Port Phillip Community Group executive officer Karen Sait has sat on both sides of the table when it comes to grants, so she understands what it takes for funders to make things easier for recipients.
The simple answer? Good partnerships.
In practice, it can be complicated, but achieving better partnerships can reap extensive rewards for both parties.
As a councillor for four years with the Port Phillip Council - based in Melbourne's lively beachside suburb of St Kilda - Ms Sait has seen a diverse range of grant programs in action.
She's also been involved in approving grants while working in senior management roles with Victoria's Transport Accident Commission and inner-city health services.
It's a broad perspective for a community group executive officer whose organisation is reliant on grants, and who is grappling with the smallest budget she's ever had.
Ms Sait spoke at the Grantmaking in Australian conference alongside grantees from McAuley Community Services for Women and the North Melbourne Football Club's community engagement program.
She told delegates she acknowledges there are challenges for funders and grantseekers when it comes to dealing with grants processes.
After the panel session, she told Grants Management Intelligence that the panel members - who represented community, anti-violence, housing security and sports outreach organisations - had common goals and challenges. Each organisation was seeking to grow, dealing with complexity in the services they were delivering, and relying on grants to get that business done.
While she understands that grantmakers are expected to get the best value for money they can, and be accountable for their programs, grantseekers are under pressure to deliver services and "make a difference", she says.
"It's about how to make that marriage work."
Relationships are crucial
That marriage analogy is apt, because developing a strong relationship is crucial, especially when things go wrong. For example, that relationship will pay dividends when a grantee is struggling to deliver what they've promised. It shouldn't be a shock if that happens, because as Ms Sait says, "People change, needs change, demands change."
Yet knowing there's a grantmaker on the other end of the phone willing to listen - without a grantee "getting in trouble" - will help to enable adjustments to a program that will produce the outcomes a funder is expecting, she says.
"I think that works to the benefit of everyone," Ms Sait says.
That honest relationship can also steer a potential grantseeker away from a grant they don't have a chance of succeeding with.
"Being told 'this is not the grant for you' can also do us a great favour."
That view echoes the 2017 Grants in Australia research study, which revealed that grantseekers who'd won six or more grants in the past year were far more likely to have a good relationship with their funder than those who'd won fewer grants.
When funders don't listen
We're often told that listening is the secret of a good relationship, and listening to grantseekers is no different.
Ms Sait says one of the most difficult challenges for grantseekers is when a grantmaker asks for feedback, is given it, and then promptly ignores it.
"If they've asked for feedback about the application or the acquittal process, and you know you're not the only grantee that has provided similar information, yet year after year, it's the same format (of question) that comes out.
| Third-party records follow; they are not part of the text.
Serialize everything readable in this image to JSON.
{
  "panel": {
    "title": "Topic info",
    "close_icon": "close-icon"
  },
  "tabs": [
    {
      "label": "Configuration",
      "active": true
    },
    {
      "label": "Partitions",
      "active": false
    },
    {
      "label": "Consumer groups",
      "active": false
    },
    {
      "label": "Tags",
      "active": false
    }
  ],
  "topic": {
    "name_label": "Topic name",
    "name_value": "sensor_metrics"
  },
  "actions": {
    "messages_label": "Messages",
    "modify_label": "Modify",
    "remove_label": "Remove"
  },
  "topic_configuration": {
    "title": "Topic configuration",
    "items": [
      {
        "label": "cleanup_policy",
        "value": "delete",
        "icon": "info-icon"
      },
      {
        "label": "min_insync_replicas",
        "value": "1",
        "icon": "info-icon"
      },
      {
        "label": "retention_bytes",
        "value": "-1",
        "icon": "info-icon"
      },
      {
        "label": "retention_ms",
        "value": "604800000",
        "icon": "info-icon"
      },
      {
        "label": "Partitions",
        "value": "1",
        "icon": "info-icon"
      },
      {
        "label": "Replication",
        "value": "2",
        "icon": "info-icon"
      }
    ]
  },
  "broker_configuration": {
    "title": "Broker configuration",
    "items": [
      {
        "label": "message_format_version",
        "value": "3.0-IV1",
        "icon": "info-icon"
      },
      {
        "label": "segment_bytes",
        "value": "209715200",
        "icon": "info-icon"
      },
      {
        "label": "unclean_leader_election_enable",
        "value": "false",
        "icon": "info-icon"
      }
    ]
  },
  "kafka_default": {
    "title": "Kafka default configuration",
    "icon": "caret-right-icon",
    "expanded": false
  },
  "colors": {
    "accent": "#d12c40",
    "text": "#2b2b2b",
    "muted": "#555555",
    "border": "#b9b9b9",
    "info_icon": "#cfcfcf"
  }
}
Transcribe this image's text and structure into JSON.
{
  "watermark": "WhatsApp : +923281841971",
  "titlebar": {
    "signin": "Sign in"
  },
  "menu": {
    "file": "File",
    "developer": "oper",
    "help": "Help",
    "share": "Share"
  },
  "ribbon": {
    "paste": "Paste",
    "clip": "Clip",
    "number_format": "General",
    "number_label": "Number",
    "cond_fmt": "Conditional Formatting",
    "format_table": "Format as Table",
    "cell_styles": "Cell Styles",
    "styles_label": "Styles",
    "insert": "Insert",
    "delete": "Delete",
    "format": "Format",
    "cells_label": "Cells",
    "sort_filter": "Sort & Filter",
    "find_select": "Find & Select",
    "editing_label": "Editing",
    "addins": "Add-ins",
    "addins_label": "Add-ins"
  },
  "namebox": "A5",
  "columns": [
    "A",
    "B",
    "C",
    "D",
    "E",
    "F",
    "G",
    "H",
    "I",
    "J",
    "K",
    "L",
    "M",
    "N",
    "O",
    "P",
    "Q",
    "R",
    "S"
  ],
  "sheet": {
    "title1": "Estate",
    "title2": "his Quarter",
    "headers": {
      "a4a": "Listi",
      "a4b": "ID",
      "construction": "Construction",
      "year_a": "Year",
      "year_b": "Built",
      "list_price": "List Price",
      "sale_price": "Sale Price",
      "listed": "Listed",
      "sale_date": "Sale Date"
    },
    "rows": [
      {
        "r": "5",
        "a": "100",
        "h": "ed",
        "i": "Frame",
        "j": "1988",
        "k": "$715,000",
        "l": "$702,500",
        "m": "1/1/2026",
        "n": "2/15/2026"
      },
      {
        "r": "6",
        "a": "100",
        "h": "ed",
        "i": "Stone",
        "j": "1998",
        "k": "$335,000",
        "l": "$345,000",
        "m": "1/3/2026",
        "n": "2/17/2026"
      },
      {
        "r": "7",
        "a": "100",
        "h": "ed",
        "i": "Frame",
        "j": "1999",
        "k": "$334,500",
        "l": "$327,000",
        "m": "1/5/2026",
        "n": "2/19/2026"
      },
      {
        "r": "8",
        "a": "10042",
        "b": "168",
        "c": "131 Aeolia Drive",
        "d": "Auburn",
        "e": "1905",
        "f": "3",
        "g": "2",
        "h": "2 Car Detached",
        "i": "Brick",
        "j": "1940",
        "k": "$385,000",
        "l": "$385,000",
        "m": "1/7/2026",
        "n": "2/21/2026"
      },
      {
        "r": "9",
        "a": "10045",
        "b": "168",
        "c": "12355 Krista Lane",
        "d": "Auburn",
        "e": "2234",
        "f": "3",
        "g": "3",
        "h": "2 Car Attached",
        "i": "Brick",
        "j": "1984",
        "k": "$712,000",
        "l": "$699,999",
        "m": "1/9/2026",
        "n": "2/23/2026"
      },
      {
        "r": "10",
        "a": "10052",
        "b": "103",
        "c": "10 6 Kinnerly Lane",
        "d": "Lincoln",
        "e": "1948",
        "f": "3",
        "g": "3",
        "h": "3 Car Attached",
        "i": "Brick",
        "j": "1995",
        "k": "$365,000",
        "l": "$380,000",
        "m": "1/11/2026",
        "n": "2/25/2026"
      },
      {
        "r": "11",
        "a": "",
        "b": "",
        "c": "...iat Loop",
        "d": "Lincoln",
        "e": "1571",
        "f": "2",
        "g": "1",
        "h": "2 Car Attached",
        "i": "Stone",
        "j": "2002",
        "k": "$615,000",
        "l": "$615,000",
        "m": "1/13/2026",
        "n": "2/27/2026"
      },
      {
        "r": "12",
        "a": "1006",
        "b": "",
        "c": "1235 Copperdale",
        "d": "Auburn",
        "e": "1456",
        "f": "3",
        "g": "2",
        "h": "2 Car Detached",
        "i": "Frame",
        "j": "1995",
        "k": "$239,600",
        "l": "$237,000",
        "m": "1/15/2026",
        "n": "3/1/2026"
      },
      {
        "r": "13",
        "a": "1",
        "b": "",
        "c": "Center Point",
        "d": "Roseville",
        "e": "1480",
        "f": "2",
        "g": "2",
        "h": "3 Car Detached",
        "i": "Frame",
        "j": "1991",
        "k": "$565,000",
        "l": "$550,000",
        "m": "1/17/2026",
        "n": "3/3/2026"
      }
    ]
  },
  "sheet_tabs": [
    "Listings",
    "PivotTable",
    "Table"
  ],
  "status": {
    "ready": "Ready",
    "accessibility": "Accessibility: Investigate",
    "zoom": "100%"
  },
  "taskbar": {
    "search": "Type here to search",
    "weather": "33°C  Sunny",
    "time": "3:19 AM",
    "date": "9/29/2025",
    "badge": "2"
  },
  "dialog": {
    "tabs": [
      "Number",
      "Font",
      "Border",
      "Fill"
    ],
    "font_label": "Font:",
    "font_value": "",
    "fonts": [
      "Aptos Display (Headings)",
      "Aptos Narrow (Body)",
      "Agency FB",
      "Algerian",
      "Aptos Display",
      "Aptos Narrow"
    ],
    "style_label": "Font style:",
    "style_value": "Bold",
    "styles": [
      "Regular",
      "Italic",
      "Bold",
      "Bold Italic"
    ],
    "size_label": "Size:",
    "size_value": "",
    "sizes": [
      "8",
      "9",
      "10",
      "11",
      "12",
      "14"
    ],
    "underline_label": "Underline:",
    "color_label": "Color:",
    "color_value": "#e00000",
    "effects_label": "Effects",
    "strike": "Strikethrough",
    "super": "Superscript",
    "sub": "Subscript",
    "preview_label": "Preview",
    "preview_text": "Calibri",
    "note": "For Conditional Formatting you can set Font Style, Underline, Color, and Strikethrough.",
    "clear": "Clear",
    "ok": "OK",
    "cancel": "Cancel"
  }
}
That's really frustrating."
You want that multi-page acquittal for how much money?
Another frustrating issue that's frequently raised by grantseekers is excessive bureaucracy for minor grants.
Ms Sait recalls a $1000 grant to pay for a computer, and describes the grants process associated with it as a "crack up" - but not in a good way. Her organisation's staff found themselves laughing at the length of the application form and the two-part acquittal, with reports expected at the halfway point and at the end of the process.
"It was obviously a generic type of acquittal process, when truly a receipt of purchase would have been quite adequate for a $1000 item."
"For a $5000 or $1000 grant, it's about recognising the business of not-for-profits, the process of applying for grants, and then streamlining both the application and the acquittal to match the amount of funds and outcomes that you're delivering."
It's all about ensuring that the "cost" of applying for and acquitting a grant - including the staff time and resources of both funders and grantseekers - does not outweigh the benefits of receiving one.
When it's time to go back to the grantmaking manifesto
Before presenting at the conference, Ms Sait examined the AIGM Grantmaking Manifesto, which lays out the central tenets of good grantmaking. She said it reinforced her view that grantees and grantmakers must work together for better impact.
"I think it's fantastic, both from a grantmaker and a grantee perspective, because there's a lot of information in there that I think informs both sides of the equation."
The manifesto declares:
- Grantmaking is an absolutely central element in the Australian economic system.
- Not one dollar should be wasted on poorly designed, poorly articulated, poorly evaluated, or inefficient grants programs and systems. Grantmakers should maximise resources by sharing lessons, and seeking and learning from lessons shared by others.
- Australia needs more and better professional grantmakers.
- The job of grantmaking should be afforded appropriate professional status, training and recompense.
- Grantmakers should listen to the communities they serve.
- Grantmakers should be driven by outcomes, not process. They should trust and respect their grantees and offer programs, systems and processes appropriate to their needs and capacities.
- Grantmakers should be efficient.
- Wastage is indefensible. Skimping on systems, technology and professional staff is equally wicked.
- Grantmakers should be ethical.
- Grantmakers should ensure that the process of grantmaking is fair, unbiased, and transparent.